YCG will be hosting a workshop with Sandie Johnston, who will assist you to turn waste into a resource by working with nature in your own backyard. Organics make up more than 50% of our waste on the Sunshine Coast and this workshop will show you just how easy it is to recycle with composting, worm farming and everything in between.
Sandie Johnston is the Sunshine Coast Council’s Waste 2 Resource Education Coordinator and she will give troubleshooting tips and advice on creating an efficient, hassle free system to recycle your organic waste. This workshop is great for all types of keen gardeners, so whether you’re new to the composting game or maybe struggling with your system come along and get the answers.
There have been huge discoveries in soil science in recent years, and we now know that we have to look increasingly to Regenerative techniques to bring most of our soils back to life, and for our crops to carry the nutrition they once did. Focus on the microbiology of soils has also led to the potential to reduce our use of fertilisers while still improving the soil. The way we grow the things we eat, and the medium we grow them in, has an enormous impact on the nutrient density of the produce. This impacts directly on our health & wellbeing. Increases in our understanding have also affected inputs into traditional compost making, and new knowledge allows us to make compost that is even more valuable in our agricultural and gardening efforts. Dave will share with you many ways to increase the fertility of our soil and improve our health while reducing the amount spent at the produce store.
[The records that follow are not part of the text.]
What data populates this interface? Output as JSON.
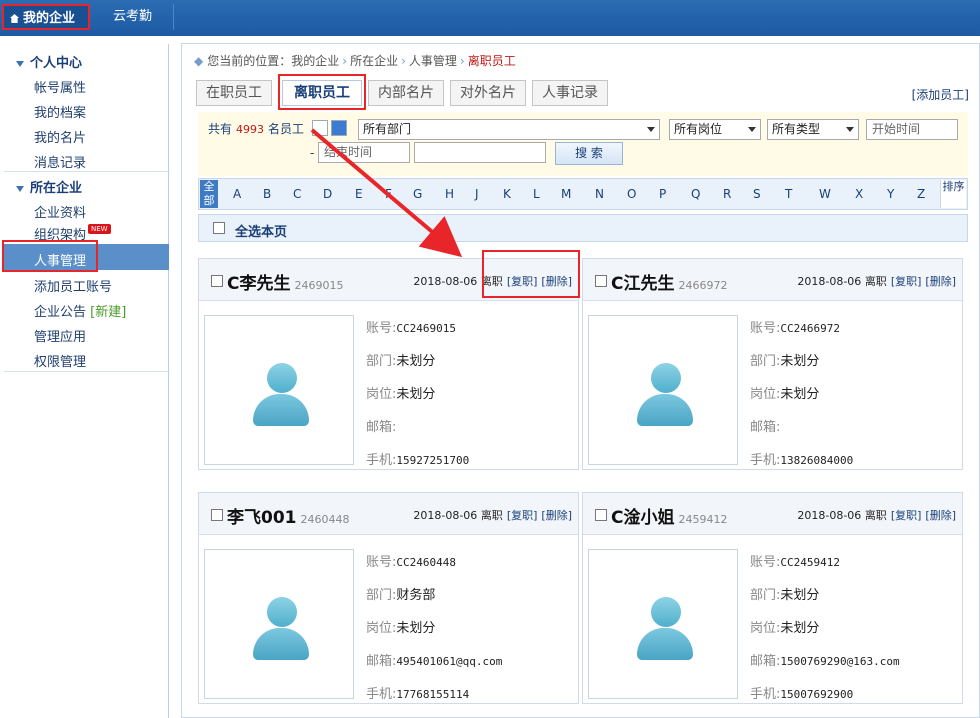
{
  "topnav": {
    "company": "我的企业",
    "attendance": "云考勤"
  },
  "sidebar": {
    "personal": {
      "title": "个人中心",
      "items": [
        {
          "label": "帐号属性"
        },
        {
          "label": "我的档案"
        },
        {
          "label": "我的名片"
        },
        {
          "label": "消息记录"
        }
      ]
    },
    "company": {
      "title": "所在企业",
      "items": [
        {
          "label": "企业资料"
        },
        {
          "label": "组织架构",
          "badge": "NEW"
        },
        {
          "label": "人事管理"
        },
        {
          "label": "添加员工账号"
        },
        {
          "label": "企业公告",
          "link": "[新建]"
        },
        {
          "label": "管理应用"
        },
        {
          "label": "权限管理"
        }
      ]
    }
  },
  "breadcrumb": {
    "prefix": "您当前的位置：",
    "items": [
      "我的企业",
      "所在企业",
      "人事管理"
    ],
    "current": "离职员工"
  },
  "tabs": [
    {
      "label": "在职员工"
    },
    {
      "label": "离职员工"
    },
    {
      "label": "内部名片"
    },
    {
      "label": "对外名片"
    },
    {
      "label": "人事记录"
    }
  ],
  "add_employee": "[添加员工]",
  "filter": {
    "count_prefix": "共有",
    "count": "4993",
    "count_suffix": "名员工",
    "department": "所有部门",
    "position": "所有岗位",
    "type": "所有类型",
    "start_placeholder": "开始时间",
    "end_placeholder": "结束时间",
    "dash": "-",
    "search_label": "搜 索"
  },
  "alphabet": {
    "all": "全部",
    "sort": "排序",
    "letters": [
      "A",
      "B",
      "C",
      "D",
      "E",
      "F",
      "G",
      "H",
      "J",
      "K",
      "L",
      "M",
      "N",
      "O",
      "P",
      "Q",
      "R",
      "S",
      "T",
      "W",
      "X",
      "Y",
      "Z"
    ]
  },
  "select_all": "全选本页",
  "labels": {
    "account": "账号:",
    "department": "部门:",
    "position": "岗位:",
    "email": "邮箱:",
    "phone": "手机:"
  },
  "employees": [
    {
      "name": "C李先生",
      "id": "2469015",
      "date": "2018-08-06",
      "status": "离职",
      "rehire": "[复职]",
      "delete": "[删除]",
      "account": "CC2469015",
      "department": "未划分",
      "position": "未划分",
      "email": "",
      "phone": "15927251700"
    },
    {
      "name": "C江先生",
      "id": "2466972",
      "date": "2018-08-06",
      "status": "离职",
      "rehire": "[复职]",
      "delete": "[删除]",
      "account": "CC2466972",
      "department": "未划分",
      "position": "未划分",
      "email": "",
      "phone": "13826084000"
    },
    {
      "name": "李飞001",
      "id": "2460448",
      "date": "2018-08-06",
      "status": "离职",
      "rehire": "[复职]",
      "delete": "[删除]",
      "account": "CC2460448",
      "department": "财务部",
      "position": "未划分",
      "email": "495401061@qq.com",
      "phone": "17768155114"
    },
    {
      "name": "C淦小姐",
      "id": "2459412",
      "date": "2018-08-06",
      "status": "离职",
      "rehire": "[复职]",
      "delete": "[删除]",
      "account": "CC2459412",
      "department": "未划分",
      "position": "未划分",
      "email": "1500769290@163.com",
      "phone": "15007692900"
    }
  ],
  "colors": {
    "accent": "#1d5aa3",
    "highlight": "#e8262a",
    "active_nav": "#5b8fc9"
  }
}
Dave is a highly experienced Permaculturist & Permaculture teacher.
Dave has generously donated this workshop to Yandina Community Gardens.
Cost: $5 Non-Members, Gold coin for Members, Free to Regular Volunteers
Duration: 1.5-2 hours. Bookings are NOT required.